The minister, who is himself self-isolating because of an infection in his family, told BBC Breakfast: ‘That’s reflected the medical advice that the Prime Minister has had but ultimately one of the things about this new and uniquely challenging virus is that we must all follow the appropriate medical advice.’
He said everyone is discovering that the virus ‘has a malevolence that is truly frightening’.
Tuesday April 7, noon: Condition update
The PM’s spokesman told reporters today: ‘The Prime Minister has been stable overnight and remains in good spirits.
‘He is receiving standard oxygen treatment and breathing without any other assistance.
‘He has not required mechanical ventilation or non-invasive respiratory support.’

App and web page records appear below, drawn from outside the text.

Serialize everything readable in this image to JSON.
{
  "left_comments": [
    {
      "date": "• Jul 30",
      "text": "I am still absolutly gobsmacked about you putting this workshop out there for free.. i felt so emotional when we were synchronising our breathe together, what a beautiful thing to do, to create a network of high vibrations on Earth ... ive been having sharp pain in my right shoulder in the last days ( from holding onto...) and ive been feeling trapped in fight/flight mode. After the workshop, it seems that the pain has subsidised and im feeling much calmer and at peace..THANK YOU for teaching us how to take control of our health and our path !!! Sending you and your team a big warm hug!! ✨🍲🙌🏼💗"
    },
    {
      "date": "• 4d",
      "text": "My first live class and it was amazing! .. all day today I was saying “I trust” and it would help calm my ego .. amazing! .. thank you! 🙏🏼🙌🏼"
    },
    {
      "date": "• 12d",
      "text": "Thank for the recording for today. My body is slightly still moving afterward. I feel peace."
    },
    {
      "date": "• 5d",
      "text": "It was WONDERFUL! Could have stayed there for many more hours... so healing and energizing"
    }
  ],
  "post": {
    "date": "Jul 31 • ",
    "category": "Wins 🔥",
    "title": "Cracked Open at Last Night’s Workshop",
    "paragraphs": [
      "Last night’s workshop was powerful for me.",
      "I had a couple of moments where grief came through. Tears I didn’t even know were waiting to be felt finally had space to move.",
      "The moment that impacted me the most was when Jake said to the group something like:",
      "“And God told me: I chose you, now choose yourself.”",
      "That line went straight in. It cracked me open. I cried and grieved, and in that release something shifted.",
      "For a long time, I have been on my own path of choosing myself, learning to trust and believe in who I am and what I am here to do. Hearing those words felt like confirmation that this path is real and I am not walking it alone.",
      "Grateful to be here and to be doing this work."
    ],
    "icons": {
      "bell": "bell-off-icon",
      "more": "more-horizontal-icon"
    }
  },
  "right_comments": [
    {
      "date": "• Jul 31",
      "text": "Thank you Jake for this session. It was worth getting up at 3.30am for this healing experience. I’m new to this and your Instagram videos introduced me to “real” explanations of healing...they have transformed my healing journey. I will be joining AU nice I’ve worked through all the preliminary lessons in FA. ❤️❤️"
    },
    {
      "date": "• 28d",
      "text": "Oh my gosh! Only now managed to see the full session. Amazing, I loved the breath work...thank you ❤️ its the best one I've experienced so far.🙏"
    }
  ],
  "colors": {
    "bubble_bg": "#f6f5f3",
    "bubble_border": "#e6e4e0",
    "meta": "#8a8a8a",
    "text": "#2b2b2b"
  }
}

Tuesday April 7, 1.30pm: Vladimir Putin sends his best wishes
The Russian president sent a message to Boris Johnson following his admission to hospital, wishing him a ‘quick and full recovery’.
The Kremlin said the message read, in part: ‘I would like to express my sincere support in this difficult moment. I am confident that your energy, optimism and sense of humour will help you defeat the illness.’
Tuesday April 7, 2.30pm: Message from the Queen
The Queen sends a message to Boris Johnson’s fiancee Carrie Symonds and the Prime Minister’s family, saying her thoughts are with them and that she wishes him a full and speedy recovery.
The Duke of Cambridge also tweeted a personal message, signing it off with his initial ‘W’, and saying: ‘Our thoughts are with the Prime Minister and his family, who like so many in the UK and around the world are affected by coronavirus.
‘We wish him a speedy recovery at this difficult time. W.’